Tamil Nadu and Thiruvananthapuram district of Kerala, where it also
impacted Kollam, Alappuzha and
afraid of the tide now. I won’t go to the sea again. I can’t,” says Clement
Banjilas, 65, his face pale. Clement, a fisherman from Poonthura hamlet of Muttathara village in Thiruvananthapuram
taluk, has been out on boats since
the age of 12. On November 29, he went to the sea with two others at 3 p.m. The
night, he recalls, was calm. But when they were returning to shore around 5
a.m. the next morning, the weather deteriorated, a furious wind started, and
their boat suddenly turned over. Clement (who spoke at the Press Club in
Thiruvananthapuram) says he snatched a rope from the boat and tied a jerry can to
his body to help him float. Despite gigantic waves washing over him and the heavy
rain, he survived for about six hours in the sea. Then another boat came by and
The prime minister and Kerala’s Minister of
Fisheries J. Mercykutty
Amma promised people in the cyclone-affected villages that they will bring
the missing persons back home before Christmas. In the operations carried
out by the Indian Navy, Coast Guard and the Air Force, more than 800 fishermen
were rescued, Defence Minister Nirmala Sitharaman informed Parliament on 27
December – 453
were from Tamil Nadu, 362 from Kerala and 30 from Lakshadweep and Minicoy
But the government agencies suspended their search and
rescue operations two days before Christmas. When people protested strongly,
the search was resumed after December 25 – and it is still going on.
to the Kerala government, 143 persons from the state are missing; the central
government says the number is 261. And the Latin archdiocese of
Thiruvananthapuram has collected 243 names, while 440 persons from Tamil Nadu
are still missing.
People from coastal areas of Kerala, including the relatives of missing persons, gathered together at Shankumugham Beach in Thiruvananthapuram on a sombre Christmas evening
Ockhi, the National Fish Workers Forum and the Kerala Independent Fish Workers
Federation have given a list of demands to the disaster management team set up
by the central government. These
include: financial aid and support to bereaved families; financial
assistance to fish workers who lost equipment; licensed satellite wireless sets
and satellite radios to be distributed to all deep sea fishing vessels; life-saving
sea-safety kits and navigational equipment for all fishermen going into the
deep sea; marine ambulances for all coastal districts of Kerala and Tamil Nadu;
and the participation of fish workers in decisions related to disaster mitigation
And because of the bitter experience after the December
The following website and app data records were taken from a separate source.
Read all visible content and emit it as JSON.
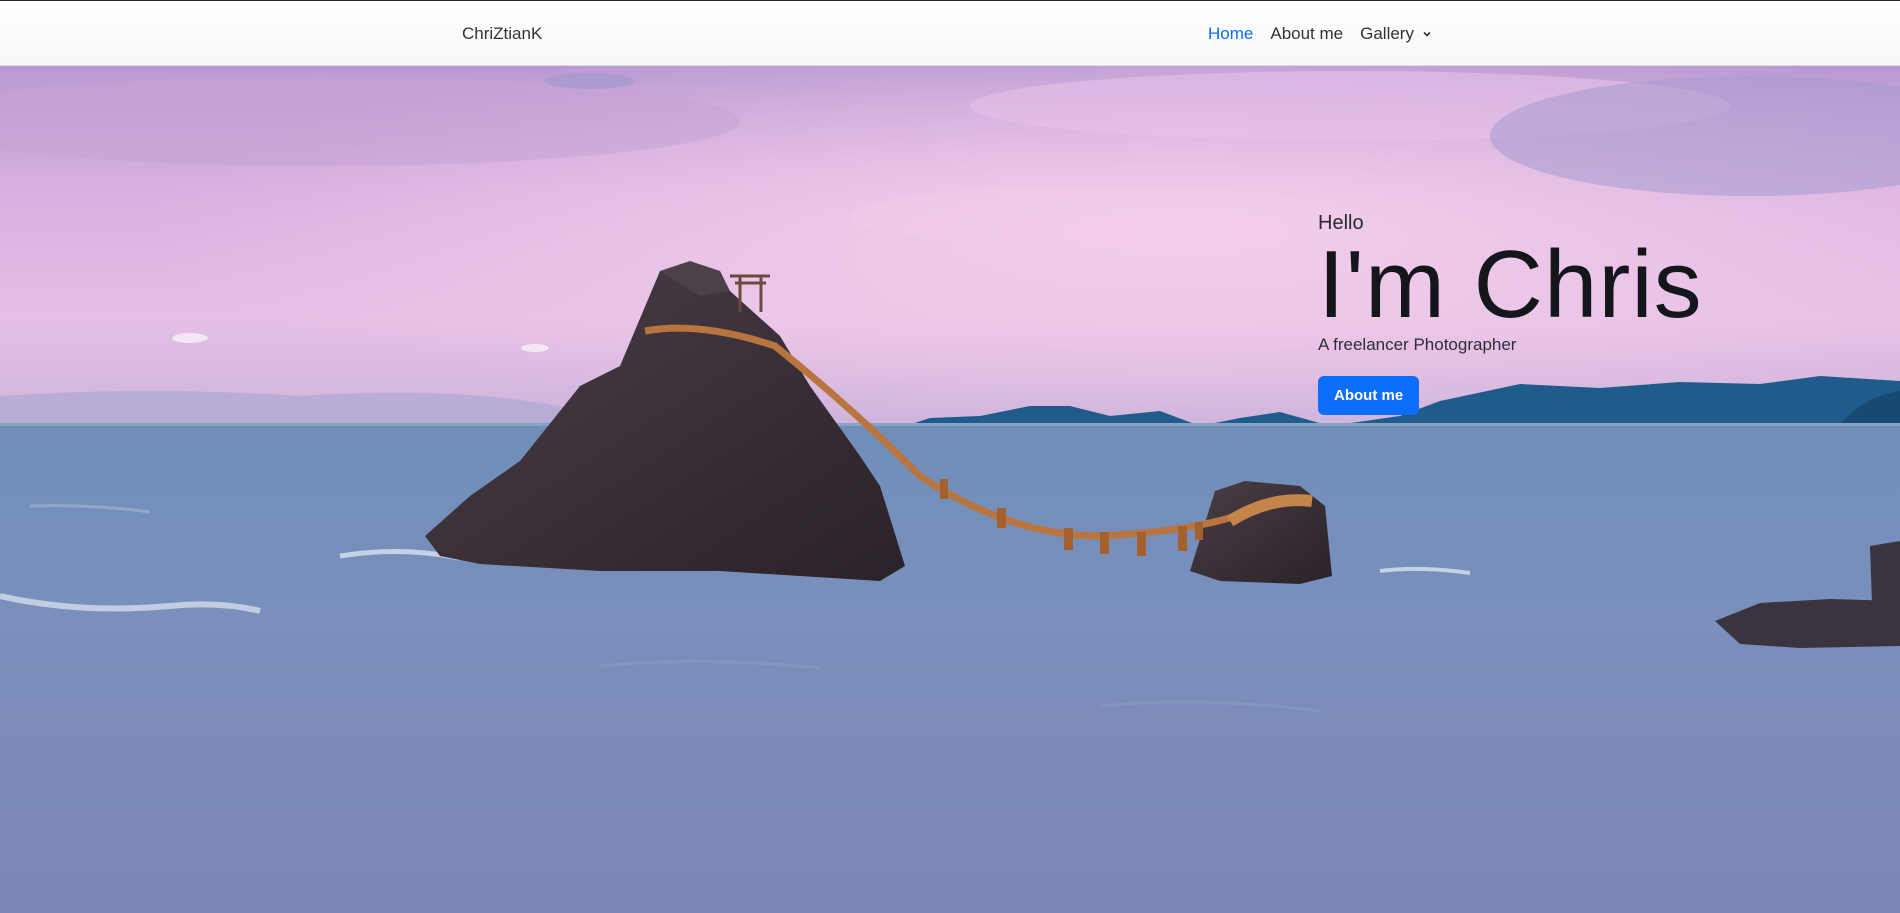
{
  "navbar": {
    "brand": "ChriZtianK",
    "links": [
      {
        "label": "Home",
        "active": true
      },
      {
        "label": "About me",
        "active": false
      }
    ],
    "dropdown": {
      "label": "Gallery",
      "icon": "chevron-down-icon"
    }
  },
  "hero": {
    "greeting": "Hello",
    "headline": "I'm Chris",
    "tagline": "A freelancer Photographer",
    "cta_label": "About me"
  },
  "colors": {
    "accent": "#0d6efd",
    "sky_top": "#b28fc8",
    "sky_glow": "#f1c7e6",
    "sea": "#6d8cb4",
    "mountains": "#1f5a8a",
    "rock": "#3a2f36",
    "rope": "#b8753f"
  }
}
2004 tsunami – when funds were used inefficiently and without transparency – the
funds allocated as part of the Ockhi cyclone relief package should strictly be
utilised only for the affected fishing villages of Kerala and Tamil Nadu.
Meanwhile, members of various political parties
have come and met Yesudas’s family and other families in Karode. They have
assured help and offered to support the schooling of Ajikkuttan's sister Aliya,
12, and brother Alan, 9.
Yesudas’s family still hopes that he and the other fishermen
might have safely reached a shore somewhere. And that he will soon come home or
phone them. “He has been going to the sea since the age of 15,” says his sister
Thaddeus Mary. “He is so vibrant. He knows many languages. He will come back."
But when the government declared on December 23
that the search was suspended, the elders in the community advised Ajitha to
perform her husband’s last rituals. Reluctantly, she agreed. His rites, along with those of the other missing
fishermen of the village, took place at the local St. Mary Magdalene church that
The family though continues to hope. "We are
waiting,” says Thaddeus Mary. “We will wait for him a few more days."
A version of
was published in
December 24, 2017.